GIVEN RECORDS section start
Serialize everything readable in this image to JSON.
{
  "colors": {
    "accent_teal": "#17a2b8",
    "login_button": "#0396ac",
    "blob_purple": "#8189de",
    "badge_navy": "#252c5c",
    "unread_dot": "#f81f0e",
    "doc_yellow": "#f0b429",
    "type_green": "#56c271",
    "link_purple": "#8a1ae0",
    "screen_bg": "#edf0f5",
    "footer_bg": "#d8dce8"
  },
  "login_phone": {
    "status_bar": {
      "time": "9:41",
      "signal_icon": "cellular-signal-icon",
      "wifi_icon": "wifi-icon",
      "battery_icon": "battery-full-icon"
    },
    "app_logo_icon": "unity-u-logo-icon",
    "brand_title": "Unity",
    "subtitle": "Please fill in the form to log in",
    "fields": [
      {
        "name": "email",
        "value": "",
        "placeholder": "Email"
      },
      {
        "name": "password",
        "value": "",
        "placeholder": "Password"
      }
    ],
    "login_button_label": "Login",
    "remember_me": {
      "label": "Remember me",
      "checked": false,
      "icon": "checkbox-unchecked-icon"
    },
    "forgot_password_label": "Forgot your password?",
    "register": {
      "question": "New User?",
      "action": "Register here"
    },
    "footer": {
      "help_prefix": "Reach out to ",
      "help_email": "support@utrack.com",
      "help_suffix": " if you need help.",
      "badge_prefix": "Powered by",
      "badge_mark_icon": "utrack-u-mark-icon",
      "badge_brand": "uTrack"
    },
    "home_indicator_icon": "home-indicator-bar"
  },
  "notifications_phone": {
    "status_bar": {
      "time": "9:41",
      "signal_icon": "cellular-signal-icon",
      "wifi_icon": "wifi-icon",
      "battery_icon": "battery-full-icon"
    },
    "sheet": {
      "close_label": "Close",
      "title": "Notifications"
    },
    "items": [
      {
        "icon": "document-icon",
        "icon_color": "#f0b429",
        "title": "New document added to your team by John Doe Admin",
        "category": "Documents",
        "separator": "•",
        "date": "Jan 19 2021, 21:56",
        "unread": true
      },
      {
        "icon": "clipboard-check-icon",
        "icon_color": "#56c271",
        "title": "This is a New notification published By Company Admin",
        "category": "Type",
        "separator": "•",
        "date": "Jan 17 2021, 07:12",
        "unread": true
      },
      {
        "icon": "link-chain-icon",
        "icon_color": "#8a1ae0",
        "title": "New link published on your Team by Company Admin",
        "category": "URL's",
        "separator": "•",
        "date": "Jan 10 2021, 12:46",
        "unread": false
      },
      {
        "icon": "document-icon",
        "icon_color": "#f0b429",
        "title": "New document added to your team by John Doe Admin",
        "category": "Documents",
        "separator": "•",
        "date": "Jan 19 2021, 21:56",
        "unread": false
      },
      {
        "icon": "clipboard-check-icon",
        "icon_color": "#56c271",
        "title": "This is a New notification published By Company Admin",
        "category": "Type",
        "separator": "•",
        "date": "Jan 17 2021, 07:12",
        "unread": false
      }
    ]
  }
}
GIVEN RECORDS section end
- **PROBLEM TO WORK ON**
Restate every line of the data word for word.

- **ANSWER TO THIS EXERCISE**
Serialize everything readable in this image to JSON.
{
  "colors": {
    "accent_teal": "#17a2b8",
    "login_button": "#0396ac",
    "blob_purple": "#8189de",
    "badge_navy": "#252c5c",
    "unread_dot": "#f81f0e",
    "doc_yellow": "#f0b429",
    "type_green": "#56c271",
    "link_purple": "#8a1ae0",
    "screen_bg": "#edf0f5",
    "footer_bg": "#d8dce8"
  },
  "login_phone": {
    "status_bar": {
      "time": "9:41",
      "signal_icon": "cellular-signal-icon",
      "wifi_icon": "wifi-icon",
      "battery_icon": "battery-full-icon"
    },
    "app_logo_icon": "unity-u-logo-icon",
    "brand_title": "Unity",
    "subtitle": "Please fill in the form to log in",
    "fields": [
      {
        "name": "email",
        "value": "",
        "placeholder": "Email"
      },
      {
        "name": "password",
        "value": "",
        "placeholder": "Password"
      }
    ],
    "login_button_label": "Login",
    "remember_me": {
      "label": "Remember me",
      "checked": false,
      "icon": "checkbox-unchecked-icon"
    },
    "forgot_password_label": "Forgot your password?",
    "register": {
      "question": "New User?",
      "action": "Register here"
    },
    "footer": {
      "help_prefix": "Reach out to ",
      "help_email": "support@utrack.com",
      "help_suffix": " if you need help.",
      "badge_prefix": "Powered by",
      "badge_mark_icon": "utrack-u-mark-icon",
      "badge_brand": "uTrack"
    },
    "home_indicator_icon": "home-indicator-bar"
  },
  "notifications_phone": {
    "status_bar": {
      "time": "9:41",
      "signal_icon": "cellular-signal-icon",
      "wifi_icon": "wifi-icon",
      "battery_icon": "battery-full-icon"
    },
    "sheet": {
      "close_label": "Close",
      "title": "Notifications"
    },
    "items": [
      {
        "icon": "document-icon",
        "icon_color": "#f0b429",
        "title": "New document added to your team by John Doe Admin",
        "category": "Documents",
        "separator": "•",
        "date": "Jan 19 2021, 21:56",
        "unread": true
      },
      {
        "icon": "clipboard-check-icon",
        "icon_color": "#56c271",
        "title": "This is a New notification published By Company Admin",
        "category": "Type",
        "separator": "•",
        "date": "Jan 17 2021, 07:12",
        "unread": true
      },
      {
        "icon": "link-chain-icon",
        "icon_color": "#8a1ae0",
        "title": "New link published on your Team by Company Admin",
        "category": "URL's",
        "separator": "•",
        "date": "Jan 10 2021, 12:46",
        "unread": false
      },
      {
        "icon": "document-icon",
        "icon_color": "#f0b429",
        "title": "New document added to your team by John Doe Admin",
        "category": "Documents",
        "separator": "•",
        "date": "Jan 19 2021, 21:56",
        "unread": false
      },
      {
        "icon": "clipboard-check-icon",
        "icon_color": "#56c271",
        "title": "This is a New notification published By Company Admin",
        "category": "Type",
        "separator": "•",
        "date": "Jan 17 2021, 07:12",
        "unread": false
      }
    ]
  }
}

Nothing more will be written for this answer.